**What you will do**:
Pull every line holding the word "title" from the data below and copy it.

Stored items:
/---

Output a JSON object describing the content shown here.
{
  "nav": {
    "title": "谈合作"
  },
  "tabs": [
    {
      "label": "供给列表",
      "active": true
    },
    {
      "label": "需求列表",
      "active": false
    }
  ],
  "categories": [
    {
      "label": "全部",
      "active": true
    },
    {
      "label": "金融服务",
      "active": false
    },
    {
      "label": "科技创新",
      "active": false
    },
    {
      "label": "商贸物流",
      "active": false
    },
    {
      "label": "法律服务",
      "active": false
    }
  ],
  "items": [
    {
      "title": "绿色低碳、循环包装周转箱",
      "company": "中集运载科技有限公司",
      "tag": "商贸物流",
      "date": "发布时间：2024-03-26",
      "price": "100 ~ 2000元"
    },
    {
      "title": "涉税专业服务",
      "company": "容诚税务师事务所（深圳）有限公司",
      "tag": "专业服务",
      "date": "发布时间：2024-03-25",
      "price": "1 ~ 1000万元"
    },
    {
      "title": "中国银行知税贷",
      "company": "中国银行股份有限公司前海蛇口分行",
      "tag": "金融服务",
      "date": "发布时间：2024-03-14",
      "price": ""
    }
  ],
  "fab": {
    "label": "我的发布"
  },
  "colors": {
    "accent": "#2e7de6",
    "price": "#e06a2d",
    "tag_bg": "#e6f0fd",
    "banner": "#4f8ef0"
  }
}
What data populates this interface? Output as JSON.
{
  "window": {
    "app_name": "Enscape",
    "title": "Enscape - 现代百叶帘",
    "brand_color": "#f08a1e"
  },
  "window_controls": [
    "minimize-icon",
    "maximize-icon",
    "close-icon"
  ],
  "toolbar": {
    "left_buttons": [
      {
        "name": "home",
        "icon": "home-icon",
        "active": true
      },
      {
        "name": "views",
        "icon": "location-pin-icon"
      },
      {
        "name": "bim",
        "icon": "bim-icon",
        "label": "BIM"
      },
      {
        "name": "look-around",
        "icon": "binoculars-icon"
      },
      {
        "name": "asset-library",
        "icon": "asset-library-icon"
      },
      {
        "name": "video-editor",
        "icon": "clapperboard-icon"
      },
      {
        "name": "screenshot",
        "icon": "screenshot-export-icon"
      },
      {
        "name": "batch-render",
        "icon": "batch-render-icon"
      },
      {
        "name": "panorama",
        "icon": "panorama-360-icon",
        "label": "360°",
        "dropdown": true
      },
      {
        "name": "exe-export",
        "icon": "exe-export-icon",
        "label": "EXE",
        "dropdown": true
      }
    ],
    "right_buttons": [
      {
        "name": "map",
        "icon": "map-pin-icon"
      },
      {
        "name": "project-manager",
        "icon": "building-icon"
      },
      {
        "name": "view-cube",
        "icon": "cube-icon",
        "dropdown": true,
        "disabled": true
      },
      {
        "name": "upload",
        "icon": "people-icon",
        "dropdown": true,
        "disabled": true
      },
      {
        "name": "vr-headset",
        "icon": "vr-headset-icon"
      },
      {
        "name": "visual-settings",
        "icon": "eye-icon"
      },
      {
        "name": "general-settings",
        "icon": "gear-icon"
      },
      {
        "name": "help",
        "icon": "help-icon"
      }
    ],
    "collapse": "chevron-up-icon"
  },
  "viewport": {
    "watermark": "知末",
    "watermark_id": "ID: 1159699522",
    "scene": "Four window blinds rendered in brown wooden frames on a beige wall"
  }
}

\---
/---

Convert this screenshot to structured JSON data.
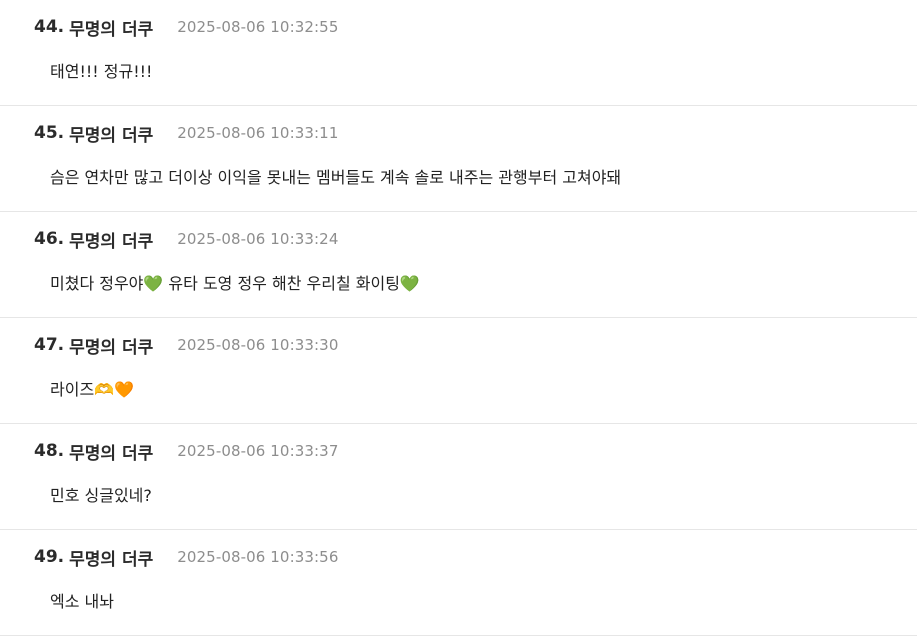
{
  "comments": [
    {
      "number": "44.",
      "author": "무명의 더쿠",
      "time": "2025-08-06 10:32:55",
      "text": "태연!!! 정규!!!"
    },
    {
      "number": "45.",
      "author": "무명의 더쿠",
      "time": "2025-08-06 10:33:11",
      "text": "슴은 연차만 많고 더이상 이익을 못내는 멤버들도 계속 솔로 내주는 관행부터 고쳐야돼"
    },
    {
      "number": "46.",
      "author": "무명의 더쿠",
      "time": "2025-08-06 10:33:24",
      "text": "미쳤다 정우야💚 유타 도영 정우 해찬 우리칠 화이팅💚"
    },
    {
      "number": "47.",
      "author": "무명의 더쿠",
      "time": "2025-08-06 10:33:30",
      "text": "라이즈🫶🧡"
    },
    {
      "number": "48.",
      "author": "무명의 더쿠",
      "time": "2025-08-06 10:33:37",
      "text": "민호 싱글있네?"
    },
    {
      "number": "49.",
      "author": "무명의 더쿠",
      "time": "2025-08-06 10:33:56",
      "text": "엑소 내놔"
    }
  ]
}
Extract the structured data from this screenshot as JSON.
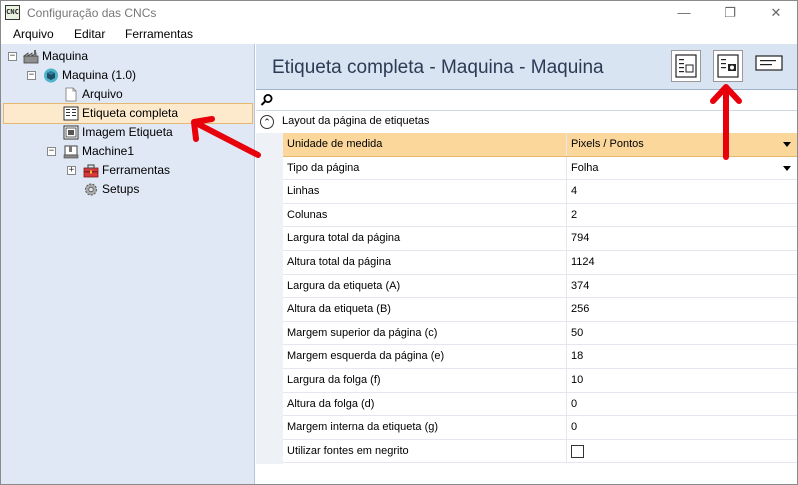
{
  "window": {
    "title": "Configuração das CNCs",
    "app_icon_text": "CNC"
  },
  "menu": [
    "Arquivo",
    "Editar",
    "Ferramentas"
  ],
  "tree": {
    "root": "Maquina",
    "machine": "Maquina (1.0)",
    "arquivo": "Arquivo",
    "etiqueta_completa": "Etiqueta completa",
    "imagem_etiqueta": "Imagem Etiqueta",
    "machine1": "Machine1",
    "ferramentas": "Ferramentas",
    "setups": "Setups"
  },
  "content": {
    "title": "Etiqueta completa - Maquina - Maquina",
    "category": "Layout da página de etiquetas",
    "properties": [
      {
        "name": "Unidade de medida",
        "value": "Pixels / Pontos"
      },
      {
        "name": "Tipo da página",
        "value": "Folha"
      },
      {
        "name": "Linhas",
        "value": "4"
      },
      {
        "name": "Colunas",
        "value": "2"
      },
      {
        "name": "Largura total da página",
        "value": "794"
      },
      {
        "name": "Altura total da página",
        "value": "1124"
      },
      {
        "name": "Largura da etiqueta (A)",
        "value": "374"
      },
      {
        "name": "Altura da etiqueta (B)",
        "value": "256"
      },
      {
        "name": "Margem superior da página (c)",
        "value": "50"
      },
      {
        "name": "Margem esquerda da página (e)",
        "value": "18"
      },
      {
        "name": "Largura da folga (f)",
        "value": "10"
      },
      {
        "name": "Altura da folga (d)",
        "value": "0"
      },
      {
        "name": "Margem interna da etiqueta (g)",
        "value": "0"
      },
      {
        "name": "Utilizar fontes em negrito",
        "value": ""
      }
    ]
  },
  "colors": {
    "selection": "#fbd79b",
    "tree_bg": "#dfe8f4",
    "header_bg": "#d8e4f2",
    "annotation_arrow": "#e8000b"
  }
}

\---

**Completed task**:
    "title": "谈合作"
      "title": "绿色低碳、循环包装周转箱",
      "title": "涉税专业服务",
      "title": "中国银行知税贷",
    "title": "Enscape - 现代百叶帘",
    "title": "Configuração das CNCs",
    "title": "Etiqueta completa - Maquina - Maquina",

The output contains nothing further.